Steve Daly: No, there's not. Again, we can't afford to say sorry RES customers, move to AppSense or be done with us. We can't afford to do that. We don't believe we're in a competitive position where we could do that. The most important thing for us is that we're solving problems for our customers. There's no secret plan.
Steve Morton: No Star Chamber, that society type stuff.
Steve Daly: That society type of stuff. We're going to make investments in this so we go a lot faster in some of the areas where RES was seeing most of their growth.
Steve Morton: I want to wrap up here and say thanks for letting us talk to you for a while. There's a lot of uncertainty in your mind, I'm sure, as we go through this process. Give us a chance, we'll be open and transparent. We'll have additional calls. Steve, you and I have these chats with our customers quite often. Let's go do great things. A year from now, let's maybe get back on a webcast like this and brag about all the cool things we did to advance the RES value proposition and solve customers' problems. I bet that's going to be the case.
Steve Daly: I would, too. I'll just close by saying, “Welcome to the Ivanti family.” Our customers are the most important part of the business for us, and we don't want to mess that up. Please help us follow this path.
Steve McKay: All right, gentlemen, thank you very much. We appreciate it. You've answered a lot of questions. We've had fantastic participation from the audience. We had dozens and dozens of questions, and you hit on, basically, every one of them, so thank you for doing that. It was super transparent and super open, which I think you'll find with our executive staff. Thank you very much for joining us, Mr. Daly and Mr. Morton.
And thank you everybody for joining us today on the webinar, we appreciate it. You'll see a lot of information on Ivanti.com as this goes on our blog.
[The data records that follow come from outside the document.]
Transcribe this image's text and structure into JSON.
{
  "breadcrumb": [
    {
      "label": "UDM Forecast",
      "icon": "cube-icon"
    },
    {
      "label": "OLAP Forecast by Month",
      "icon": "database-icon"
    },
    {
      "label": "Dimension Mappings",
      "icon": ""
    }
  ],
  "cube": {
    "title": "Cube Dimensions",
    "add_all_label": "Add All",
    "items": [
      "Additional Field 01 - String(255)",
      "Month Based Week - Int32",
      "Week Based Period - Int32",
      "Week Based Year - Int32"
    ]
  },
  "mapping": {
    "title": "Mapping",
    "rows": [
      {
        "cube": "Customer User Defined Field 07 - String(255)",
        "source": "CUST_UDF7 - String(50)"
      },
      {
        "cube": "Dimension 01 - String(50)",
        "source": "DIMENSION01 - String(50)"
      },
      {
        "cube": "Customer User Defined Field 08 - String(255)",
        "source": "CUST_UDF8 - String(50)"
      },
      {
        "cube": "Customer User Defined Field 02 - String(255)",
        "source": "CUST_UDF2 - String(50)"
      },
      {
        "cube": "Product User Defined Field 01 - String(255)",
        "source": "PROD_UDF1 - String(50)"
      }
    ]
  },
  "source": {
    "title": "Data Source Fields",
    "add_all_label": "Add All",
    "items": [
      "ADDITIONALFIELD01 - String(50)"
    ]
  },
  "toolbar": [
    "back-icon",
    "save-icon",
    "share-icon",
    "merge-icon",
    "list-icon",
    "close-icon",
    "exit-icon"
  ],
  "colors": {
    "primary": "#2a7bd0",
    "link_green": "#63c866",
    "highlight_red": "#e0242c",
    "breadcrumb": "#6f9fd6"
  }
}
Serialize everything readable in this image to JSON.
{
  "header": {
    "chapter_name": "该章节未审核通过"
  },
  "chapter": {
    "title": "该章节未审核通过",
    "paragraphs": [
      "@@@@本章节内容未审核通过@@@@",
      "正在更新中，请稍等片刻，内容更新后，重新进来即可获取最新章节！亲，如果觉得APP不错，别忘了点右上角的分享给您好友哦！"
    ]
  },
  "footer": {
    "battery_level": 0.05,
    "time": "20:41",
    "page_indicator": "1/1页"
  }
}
Lots of information is being posted there and will continue to be posted regarding this acquisition and everything else that's going on at Ivanti. Thanks for joining us, everybody, and have a wonderful day.